After everything I’d been going through, the one hurdle I never expected to face—and one that completely blindsided me—was discrimination at work. I know it sounds unimaginable but the bias is very real and exists within the TV industry. This challenge I found to be just as hard to cope with as overcoming my hearing loss. Specifically, because you can’t control someone else’s lack of compassion, education, or willingness to understand a person’s handicap. There were many occasions where I found out, after not getting a job, that I wasn’t hired because an Executive Producer or Supervisor didn’t want to hire a Sound Mixer who wears hearing aids. I became so dismayed with this reoccurrence that it led me to ask many new questions and also take note of certain biases within our industry; how many Camera Operators wear eye glasses (a lot)? I ask this; “If it’s perfectly OK for a production company to hire a Camera Operator who has ‘assisted sight,’ then why is it not ok to hire a Sound Mixer who has ‘assisted hearing’?” This was an epiphany for me and it became my rallying battle cry from that moment forward in order to open people’s minds to this prejudice within our industry. I’ll never forget the first time I employed this analogy when speaking to a Line Producer who was clearly on the fence about hiring me by asking, “aren’t you the deaf sound guy? The one who wears hearing aids?” I responded, “Yes, I do wear hearing aids, but how many Camera Ops have you hired who wear glasses? What’s the difference?” First, I was met with silence on the other end of the phone, and then a reply I didn’t expect, but was happy to hear “Well, you make a very good point there.” It was literally music to my ears because for the first time, I felt like I had gotten through to somebody. I also realized that I was still having to learn to be an advocate for myself, but only now in this completely different context.

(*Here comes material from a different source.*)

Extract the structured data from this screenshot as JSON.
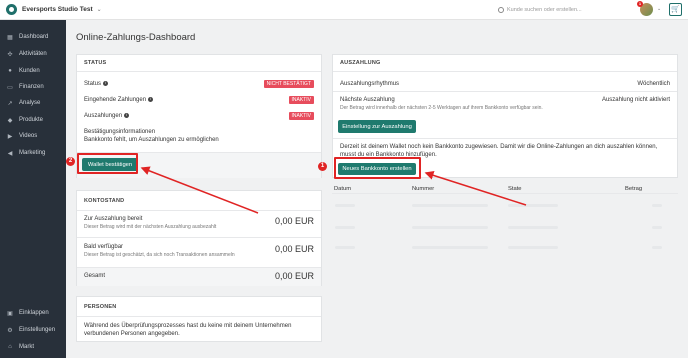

There’s not one day that I’m not thankful to Dr. Marghzar and Dr. Slattery for saving my hearing. First thing I do every morning when I wake up is put my hearing aids in, turn them on and I am beyond grateful when the sounds of the outside world begin to filter through and I can simply hear my wife and son’s voices. To be able to continue writing music and working professionally as a Sound Mixer is even more than I could have ever hoped for. Without the love and unending support of my wife Holly, I’m keenly aware that I would never have been able to get through any of this. I have so much gratitude for it all with the lessons I’ve learned. It is my hope that by sharing my story, I can help to inspire others to keep searching, especially in the face of overwhelming circumstances, and in turn, become advocates for themselves to never give up.